The protein, known as Spred1, normally prevents the aberrant self-renewal of blood-forming stem cells in the bone marrow. Under normal conditions, Spred1 is not essential for the cells to strike the right balance between replenishment and differentiation. Using mice fed a lard-based diet, the Kanazawa University–led team demonstrated that only under a lifestyle-associated stress, such as consuming a high-fat diet, is Spred1 critical to maintaining the precise regulation of stem cell function.

Without a working copy of Spred1, excessive stem cell proliferation took place, which led to severe anaemia and a form of blood cancer. They thus suggest that drugs designed to boost Spred1 function could help treat leukaemia and other diseases caused by dysregulated blood-forming stem cells.

Supported content

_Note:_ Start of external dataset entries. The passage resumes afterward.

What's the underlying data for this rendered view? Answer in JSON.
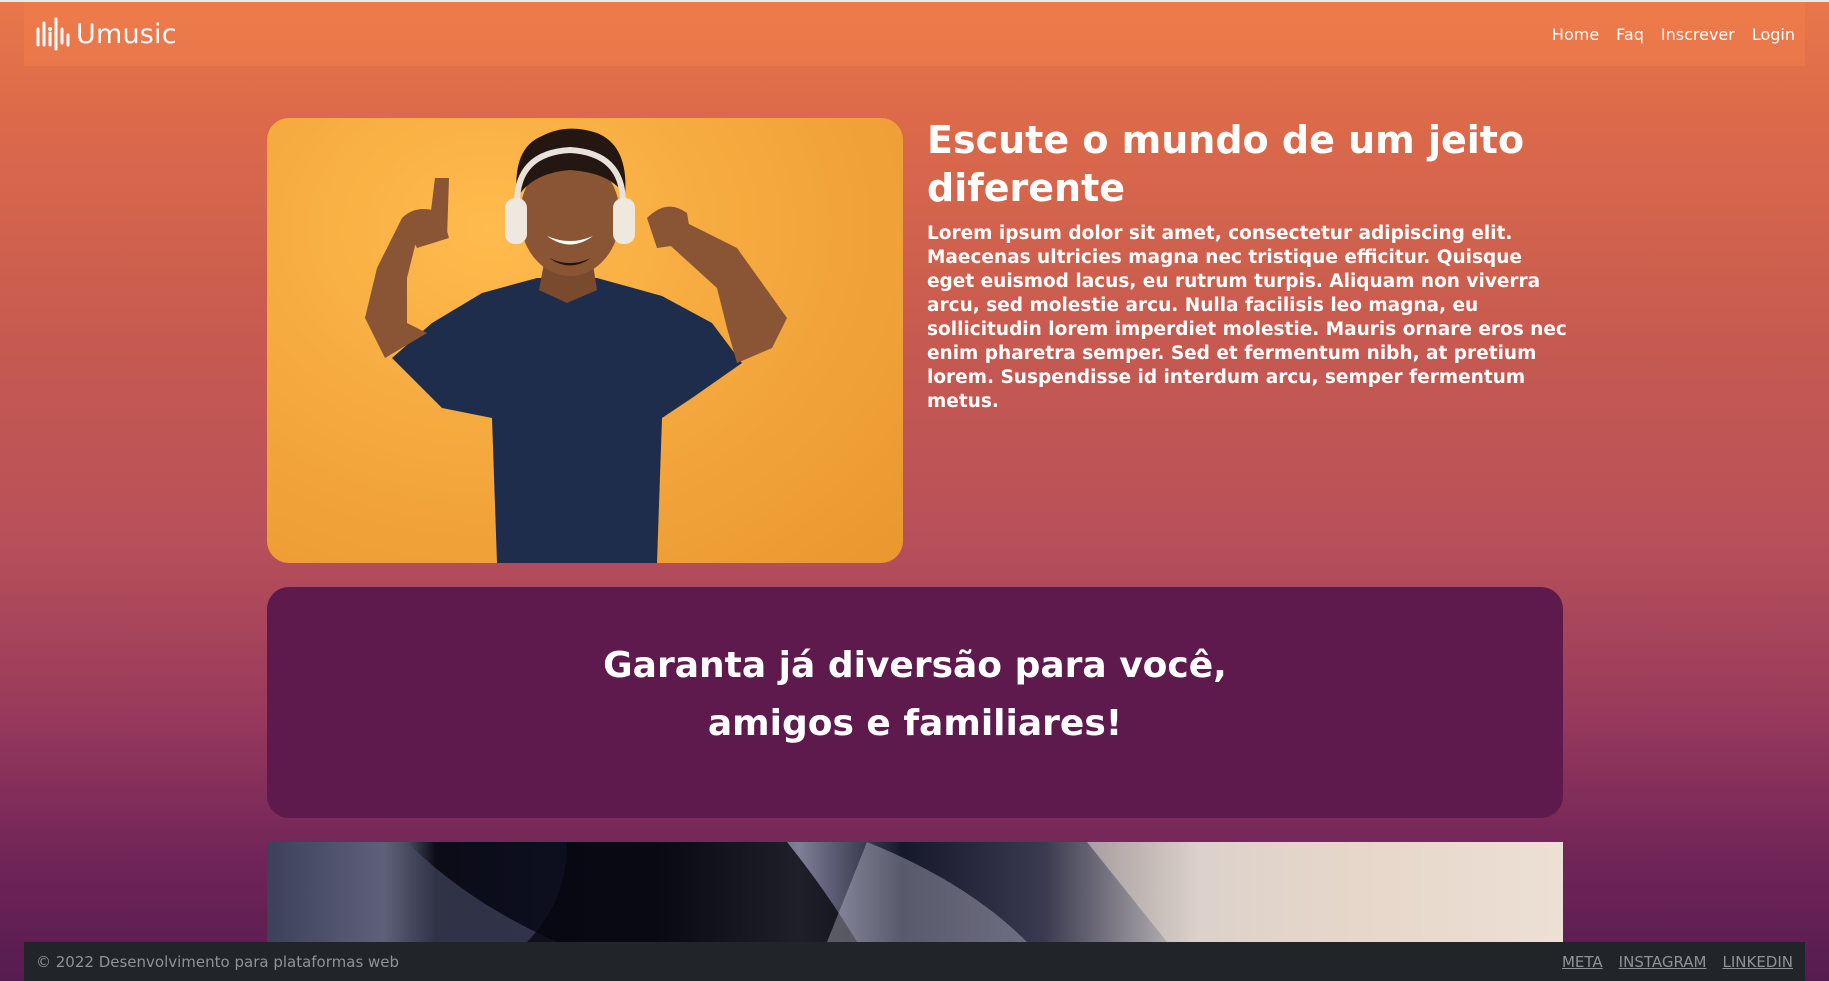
{
  "nav": {
    "brand": "Umusic",
    "links": [
      "Home",
      "Faq",
      "Inscrever",
      "Login"
    ]
  },
  "hero": {
    "title": "Escute o mundo de um jeito diferente",
    "body": "Lorem ipsum dolor sit amet, consectetur adipiscing elit. Maecenas ultricies magna nec tristique efficitur. Quisque eget euismod lacus, eu rutrum turpis. Aliquam non viverra arcu, sed molestie arcu. Nulla facilisis leo magna, eu sollicitudin lorem imperdiet molestie. Mauris ornare eros nec enim pharetra semper. Sed et fermentum nibh, at pretium lorem. Suspendisse id interdum arcu, semper fermentum metus."
  },
  "cta": {
    "line1": "Garanta já diversão para você,",
    "line2": "amigos e familiares!"
  },
  "footer": {
    "copyright": "© 2022 Desenvolvimento para plataformas web",
    "links": [
      "META",
      "INSTAGRAM",
      "LINKEDIN"
    ]
  },
  "colors": {
    "cta_background": "#5e1a4c",
    "footer_background": "#212529",
    "gradient_top": "#e8774a",
    "gradient_bottom": "#561c50"
  },
  "icons": {
    "brand": "music-equalizer-icon"
  }
}
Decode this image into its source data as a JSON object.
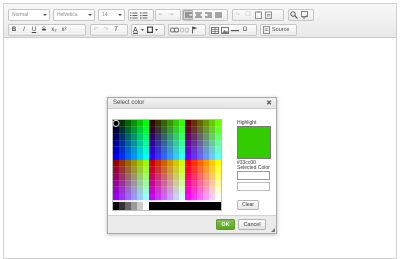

  1. Cell Stem Cell 22, 713–725 (2018). doi: 10.1016/j.stem.2018.04.002
Institutions Share
Kanazawa University (KU), Japan 0.53
The University of Tokyo (UTokyo), Japan 0.09
Japanese Foundation for Cancer Research (JFCR), Japan 0.09
Kyoto University, Japan 0.06
Institute of Hematology and Blood Diseases Hospital, CAMS & PUMC, China 0.06
Kyushu University, Japan 0.06
Keio University, Japan 0.06
Osaka University, Japan 0.03
Stanford Medicine, United States of America (USA) 0.03